September 30, 2022

Live News Update: China Cuts Mortgage Lending Rate Amid Real Estate Crises, COVID

Live News Update: China Cuts Mortgage Lending Rate Amid Real Estate Crises, COVID

Central bankers will be packing their bags ready for a few days outdoors this week. But unlike the rest of us, their annual August vacation—to Wyoming—will not be a holiday.

The Jackson Hole Economic Symposium, which begins Thursday, will be closely watched, and with good reason. The monster of inflation has removed its shackles and is spreading all over the world.

Federal Reserve Chairman Jay Powell is the title of the symposium – and he is scheduled to speak on Friday – with the public keen to hear guidance on the course of rate setting in the US. His comments are likely to be tough Recent data On the US job market and views from the Federal Open Market Committee – The July minutes revealed some uncertainty about the strength of employment in the US, but the committee still called for a restrictive policy to set interest rates to calm price pressures.

UK inflation problems will be highlighted with the expected announcement from energy regulator Ofgem regarding new caps on gas and electricity prices. Unfortunately for the British, indications are that the pain of the domestic energy crisis is only just beginning. There was an ominous sign last week when the director of Ofgem quit in protest In the way changes in energy prices have given “a huge benefit to businesses at the expense of consumers”.

Then there is Ukraine, where it will be on Wednesday Celebrating six months Since the all-out Russian invasion, a sombre has happened on the same date as the country’s Independence Day – and just two days after Russia’s National Flag Day festivities.

The Edinburgh Festival is back on the streets of the Scottish capital this year and will celebrate a successful return with the traditional closing fireworks party on Sunday – the same day as the anniversary of Martin Luther King’s “I Have a Dream” speech. A reminder that we can build a better future.

economic data

Surveys dominate the spreadsheet this week, notably the flash PMI reports, the rush of business action and consumer confidence, giving an indication of relative economic strength around the world.

The US will also release personal income, durable goods and home sales data, while Japan will release inflation figures. On Thursday, we will get the minutes of the last meeting of the European Central Bank’s Monetary Policy Committee.


There is a post-close topic for this week’s financial results. For some, like pandemic lovable Zoom and Delivery Hero, it will be about returning to Earth as the hybrid world of work settles down.

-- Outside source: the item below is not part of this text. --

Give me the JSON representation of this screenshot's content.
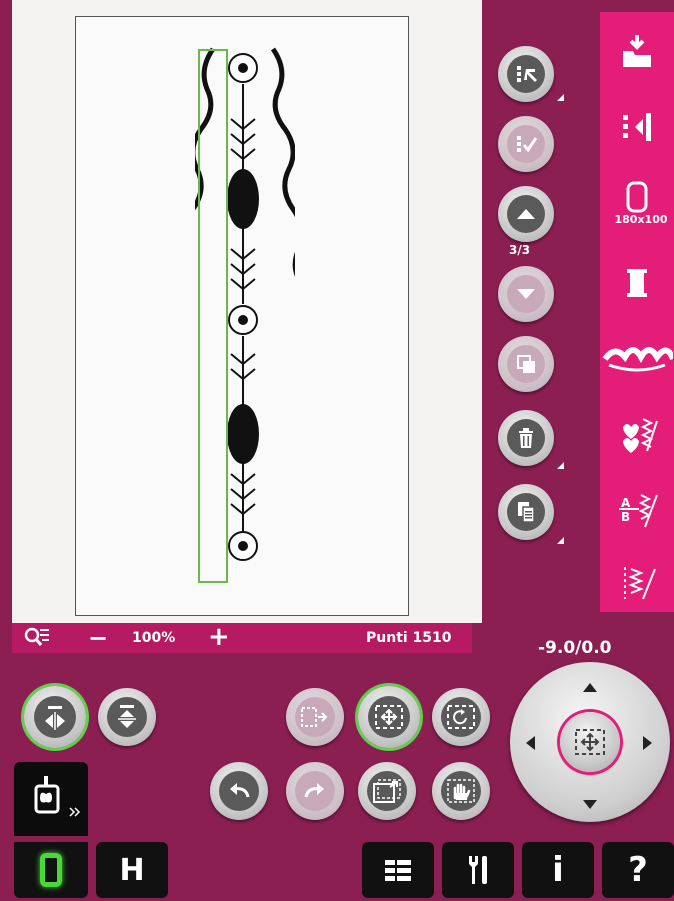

Others hope things will return to normal after two years of restrictions. We have a handful of airlines announce quarterly numbers.

Qantas grabbed headlines this month for hiring its own managers As baggage handlers To ease the chaos in the terminal buildings. And the flying kangaroo appears to have rediscovered some rebound, predicting a drop in net debt to around A$4 billion ($2.8 billion) by the end of the year, while generating underlying earnings growth of about A$500 million in the second half.

Read the full calendar for the next week over here.